= REQUIREMENT =
Could you write out every entry exactly as it stands?

= RECORDS =
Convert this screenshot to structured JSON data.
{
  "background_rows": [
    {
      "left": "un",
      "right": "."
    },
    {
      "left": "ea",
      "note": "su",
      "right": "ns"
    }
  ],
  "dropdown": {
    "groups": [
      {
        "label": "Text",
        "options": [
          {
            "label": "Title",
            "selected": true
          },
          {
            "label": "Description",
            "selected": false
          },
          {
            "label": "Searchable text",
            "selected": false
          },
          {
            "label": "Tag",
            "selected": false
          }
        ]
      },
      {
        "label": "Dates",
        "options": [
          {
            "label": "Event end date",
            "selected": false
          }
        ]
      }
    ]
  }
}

= SOLUTION TO THIS EXERCISE =
Convert this screenshot to structured JSON data.
{
  "background_rows": [
    {
      "left": "un",
      "right": "."
    },
    {
      "left": "ea",
      "note": "su",
      "right": "ns"
    }
  ],
  "dropdown": {
    "groups": [
      {
        "label": "Text",
        "options": [
          {
            "label": "Title",
            "selected": true
          },
          {
            "label": "Description",
            "selected": false
          },
          {
            "label": "Searchable text",
            "selected": false
          },
          {
            "label": "Tag",
            "selected": false
          }
        ]
      },
      {
        "label": "Dates",
        "options": [
          {
            "label": "Event end date",
            "selected": false
          }
        ]
      }
    ]
  }
}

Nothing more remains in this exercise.